Israeli public opinion remains strongly supportive of the war on Hamas. Benny Gantz, former Chief of Staff of the IDF and – until recently – a prominent member of the opposition to Netanyahu’s government, joined the government early during the war, and has been serving on the war cabinet. Opposition leader Yair Lapid has expressed full support for the military campaign. Throughout Israel, signs and posters can be seen with the pronouncement, “Beyahad nenatze’ah – Together we will win.” The October 7th atrocities have awakened many Israelis to the grim reality that the Jewish State can no longer allow Hamas to live in its backyard, in Gaza, and that Israel has no choice but to dismantle this evil terrorist organization. Since Hamas took over Gaza in 2007, Israel has tolerated occasional rocket fire from the Strip, figuring that the Iron Dome defense system provided enough protection to obviate the need to wage an all-out war against Hamas. The events of October 7th have shown Israelis that it must eliminate Hamas at all costs, and that this war must be fought in order for peace to prevail.
While many uncertainties about the future remain, it seems quite clear that Israel will never again allow the Gaza Strip to be ruled by a hostile entity such as Hamas, and that this war – and Israel’s control over Gaza – will not end until the communities in southern Israel can live in peace and security, without fear or rocket attacks or terrorist infiltration.
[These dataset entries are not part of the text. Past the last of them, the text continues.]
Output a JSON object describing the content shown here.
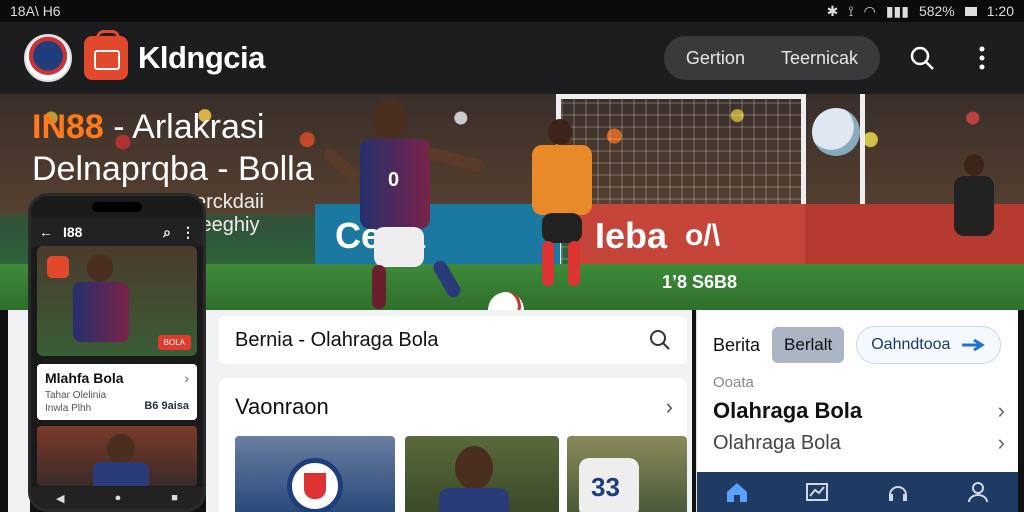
{
  "status_bar": {
    "time_left": "18A\\ H6",
    "battery": "582%",
    "time_right": "1:20"
  },
  "app_bar": {
    "title": "Kldngcia",
    "pill_items": [
      "Gertion",
      "Teernicak"
    ]
  },
  "hero": {
    "headline_accent": "IN88",
    "headline_rest": " - Arlakrasi",
    "subheadline": "Delnaprqba - Bolla",
    "small_line1": "erckdaii",
    "small_line2": "feeghiy",
    "banner_left": "Ceffa",
    "banner_right": "Ieba",
    "banner_right2": "o/\\",
    "score": "1’8 S6B8",
    "jersey_number": "0"
  },
  "phone": {
    "title": "I88",
    "card_title": "Mlahfa Bola",
    "card_sub1": "Tahar Olelinia",
    "card_sub2": "Inwla Plhh",
    "card_number": "B6 9aisa",
    "hero_tag": "BOLA"
  },
  "middle": {
    "search_text": "Bernia - Olahraga Bola",
    "section_title": "Vaonraon"
  },
  "right_panel": {
    "tab_label": "Berita",
    "tab_active": "Berlalt",
    "tab_pill": "Oahndtooa",
    "kicker": "Ooata",
    "row1": "Olahraga Bola",
    "row2": "Olahraga Bola"
  }
}
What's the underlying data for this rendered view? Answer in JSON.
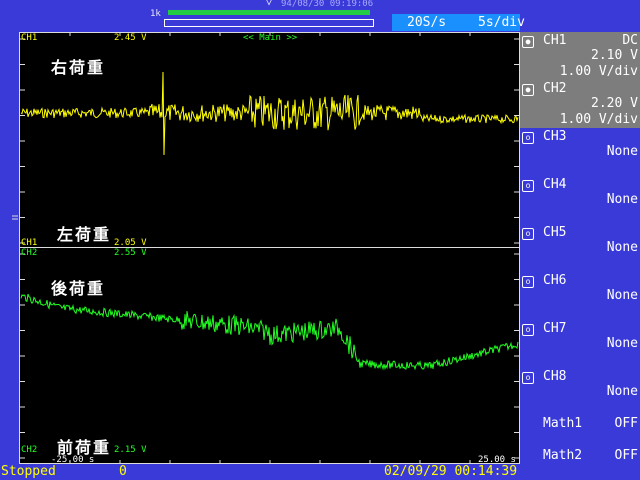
{
  "header": {
    "trigger_level_label": "1k",
    "timestamp": "94/08/30 09:19:06",
    "sample_rate": "20S/s",
    "time_div": "5s/div"
  },
  "screen": {
    "ch1": {
      "top_label": "CH1",
      "top_value": "2.45 V",
      "bottom_label": "CH1",
      "bottom_value": "2.05 V",
      "top_caption": "右荷重",
      "bottom_caption": "左荷重",
      "color": "#ffff00"
    },
    "ch2": {
      "top_label": "CH2",
      "top_value": "2.55 V",
      "bottom_label": "CH2",
      "bottom_value": "2.15 V",
      "top_caption": "後荷重",
      "bottom_caption": "前荷重",
      "color": "#22ff22"
    },
    "main_label": "<< Main >>",
    "time_left": "-25.00 s",
    "time_right": "25.00 s"
  },
  "channels": [
    {
      "name": "CH1",
      "coupling": "DC",
      "line2": "2.10 V",
      "line3": "1.00 V/div",
      "active": true
    },
    {
      "name": "CH2",
      "coupling": "",
      "line2": "2.20 V",
      "line3": "1.00 V/div",
      "active": true
    },
    {
      "name": "CH3",
      "coupling": "",
      "line2": "None",
      "line3": "",
      "active": false
    },
    {
      "name": "CH4",
      "coupling": "",
      "line2": "None",
      "line3": "",
      "active": false
    },
    {
      "name": "CH5",
      "coupling": "",
      "line2": "None",
      "line3": "",
      "active": false
    },
    {
      "name": "CH6",
      "coupling": "",
      "line2": "None",
      "line3": "",
      "active": false
    },
    {
      "name": "CH7",
      "coupling": "",
      "line2": "None",
      "line3": "",
      "active": false
    },
    {
      "name": "CH8",
      "coupling": "",
      "line2": "None",
      "line3": "",
      "active": false
    }
  ],
  "math": [
    {
      "name": "Math1",
      "state": "OFF"
    },
    {
      "name": "Math2",
      "state": "OFF"
    }
  ],
  "status": {
    "state": "Stopped",
    "count": "0",
    "datetime": "02/09/29 00:14:39"
  }
}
As the Jewish State fights for its survival, Jews around the globe lift their eyes heavenward and pray for the safety and success of our courageous IDF soldiers, for the swift return of all our hostages, and for true peace and security in Israel and throughout the world.